As we're still discovering, failing banks are expensive for taxpayers. The new proposed FDIC regulations are a step in the right direction, though still relatively gentle for the banks. If the big banks didn't own Washington, a few of the banks surely would have (and should have) already been broken apart. Somehow we went from too-big-to-fail to even larger banks, which means even larger collapses should anything go wrong. When you look at the banking climate out there now, it's not an unreasonable concern to wonder about the health of the banking industry. The new proposed regulations are now out there for public review until July. The banking industry is certainly going to kick and scream and maybe even cry about socialism, but again, this is mild stuff.
The Federal Deposit Insurance Corp. voted to require banks with $50 billion or more in assets to submit so-called living wills. Seven banks with more than $250 billion in assets will have to show their plans by July.

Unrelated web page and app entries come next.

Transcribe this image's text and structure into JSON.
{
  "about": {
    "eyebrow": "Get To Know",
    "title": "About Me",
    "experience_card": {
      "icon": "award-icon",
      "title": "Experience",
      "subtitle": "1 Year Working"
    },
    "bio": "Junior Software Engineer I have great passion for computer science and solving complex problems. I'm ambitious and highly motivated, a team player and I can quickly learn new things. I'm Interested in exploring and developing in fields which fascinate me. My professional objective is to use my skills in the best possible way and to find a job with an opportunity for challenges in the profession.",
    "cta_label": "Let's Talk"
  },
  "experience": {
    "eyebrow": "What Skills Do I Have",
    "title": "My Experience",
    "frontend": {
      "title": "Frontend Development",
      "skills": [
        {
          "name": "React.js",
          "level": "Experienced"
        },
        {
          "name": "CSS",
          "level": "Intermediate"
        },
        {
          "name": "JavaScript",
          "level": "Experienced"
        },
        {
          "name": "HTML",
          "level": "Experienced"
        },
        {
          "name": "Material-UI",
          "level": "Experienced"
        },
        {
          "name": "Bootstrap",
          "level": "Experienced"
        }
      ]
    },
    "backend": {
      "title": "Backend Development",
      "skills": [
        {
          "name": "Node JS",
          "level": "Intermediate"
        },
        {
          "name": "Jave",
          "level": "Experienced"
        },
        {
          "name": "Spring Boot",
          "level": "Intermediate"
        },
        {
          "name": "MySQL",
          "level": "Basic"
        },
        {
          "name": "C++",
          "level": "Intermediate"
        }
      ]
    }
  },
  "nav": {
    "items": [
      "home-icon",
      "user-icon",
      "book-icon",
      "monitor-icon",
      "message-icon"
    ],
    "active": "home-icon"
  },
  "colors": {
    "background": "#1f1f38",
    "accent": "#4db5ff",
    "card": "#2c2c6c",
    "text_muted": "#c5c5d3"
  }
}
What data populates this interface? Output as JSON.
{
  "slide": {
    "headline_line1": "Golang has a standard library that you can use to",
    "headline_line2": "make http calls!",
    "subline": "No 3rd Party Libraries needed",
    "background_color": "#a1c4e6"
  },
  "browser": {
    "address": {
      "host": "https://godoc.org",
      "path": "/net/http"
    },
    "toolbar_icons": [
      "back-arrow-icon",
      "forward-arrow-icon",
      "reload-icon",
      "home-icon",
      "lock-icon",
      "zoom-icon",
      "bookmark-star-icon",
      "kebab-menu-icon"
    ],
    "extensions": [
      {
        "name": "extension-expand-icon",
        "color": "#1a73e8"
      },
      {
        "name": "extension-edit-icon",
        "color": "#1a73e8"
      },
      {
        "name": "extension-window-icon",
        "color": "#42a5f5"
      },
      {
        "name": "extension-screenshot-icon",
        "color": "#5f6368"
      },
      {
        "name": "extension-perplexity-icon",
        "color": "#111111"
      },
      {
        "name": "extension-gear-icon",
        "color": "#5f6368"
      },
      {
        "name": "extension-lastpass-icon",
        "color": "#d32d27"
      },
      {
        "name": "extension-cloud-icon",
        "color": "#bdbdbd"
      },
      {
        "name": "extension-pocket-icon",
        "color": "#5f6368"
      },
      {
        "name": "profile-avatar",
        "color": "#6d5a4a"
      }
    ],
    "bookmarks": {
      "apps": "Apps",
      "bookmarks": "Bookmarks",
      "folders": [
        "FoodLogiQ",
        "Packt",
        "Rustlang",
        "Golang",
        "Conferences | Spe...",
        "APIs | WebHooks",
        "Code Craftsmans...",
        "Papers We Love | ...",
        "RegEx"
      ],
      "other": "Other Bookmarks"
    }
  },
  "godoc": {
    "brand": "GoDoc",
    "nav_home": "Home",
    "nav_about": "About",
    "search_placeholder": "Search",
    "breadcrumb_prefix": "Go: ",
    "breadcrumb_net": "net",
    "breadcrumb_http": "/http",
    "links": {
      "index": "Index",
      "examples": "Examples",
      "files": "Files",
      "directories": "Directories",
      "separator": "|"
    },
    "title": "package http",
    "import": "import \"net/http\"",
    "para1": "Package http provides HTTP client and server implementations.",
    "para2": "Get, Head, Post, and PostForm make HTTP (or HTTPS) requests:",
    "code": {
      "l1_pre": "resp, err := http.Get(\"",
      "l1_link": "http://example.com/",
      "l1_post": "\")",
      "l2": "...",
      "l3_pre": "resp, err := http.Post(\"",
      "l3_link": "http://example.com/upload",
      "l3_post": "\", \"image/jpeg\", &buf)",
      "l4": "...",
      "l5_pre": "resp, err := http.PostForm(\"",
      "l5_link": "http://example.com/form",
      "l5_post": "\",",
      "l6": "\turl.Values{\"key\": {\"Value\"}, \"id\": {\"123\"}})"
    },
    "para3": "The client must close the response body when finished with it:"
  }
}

The other 30 affected by the rule have until 2013. The FDIC also proposed a separate rule that would require banks with more than $10 billion in assets to conduct annual stress tests. The tests show how each bank is positioned to handle worsening economic conditions, such as increasing unemployment and falling home prices. The regulator put the rule out for public comment and is expected to finalize it by July. It will affect roughly 190 banks.